START RECORDS SHOWN

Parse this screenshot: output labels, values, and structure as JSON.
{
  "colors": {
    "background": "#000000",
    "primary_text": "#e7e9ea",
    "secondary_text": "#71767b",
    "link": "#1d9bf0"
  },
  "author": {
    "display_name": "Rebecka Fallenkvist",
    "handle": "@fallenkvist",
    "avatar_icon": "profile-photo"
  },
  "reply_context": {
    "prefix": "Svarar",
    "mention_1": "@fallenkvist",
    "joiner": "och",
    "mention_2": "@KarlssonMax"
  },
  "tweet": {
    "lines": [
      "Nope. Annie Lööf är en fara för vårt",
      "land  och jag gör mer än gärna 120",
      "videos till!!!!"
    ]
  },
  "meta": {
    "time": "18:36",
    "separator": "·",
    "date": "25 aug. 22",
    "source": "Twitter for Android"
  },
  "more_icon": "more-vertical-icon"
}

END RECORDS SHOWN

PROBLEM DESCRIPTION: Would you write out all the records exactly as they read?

REPLY TO THE EXERCISE:
Parse this screenshot: output labels, values, and structure as JSON.
{
  "colors": {
    "background": "#000000",
    "primary_text": "#e7e9ea",
    "secondary_text": "#71767b",
    "link": "#1d9bf0"
  },
  "author": {
    "display_name": "Rebecka Fallenkvist",
    "handle": "@fallenkvist",
    "avatar_icon": "profile-photo"
  },
  "reply_context": {
    "prefix": "Svarar",
    "mention_1": "@fallenkvist",
    "joiner": "och",
    "mention_2": "@KarlssonMax"
  },
  "tweet": {
    "lines": [
      "Nope. Annie Lööf är en fara för vårt",
      "land  och jag gör mer än gärna 120",
      "videos till!!!!"
    ]
  },
  "meta": {
    "time": "18:36",
    "separator": "·",
    "date": "25 aug. 22",
    "source": "Twitter for Android"
  },
  "more_icon": "more-vertical-icon"
}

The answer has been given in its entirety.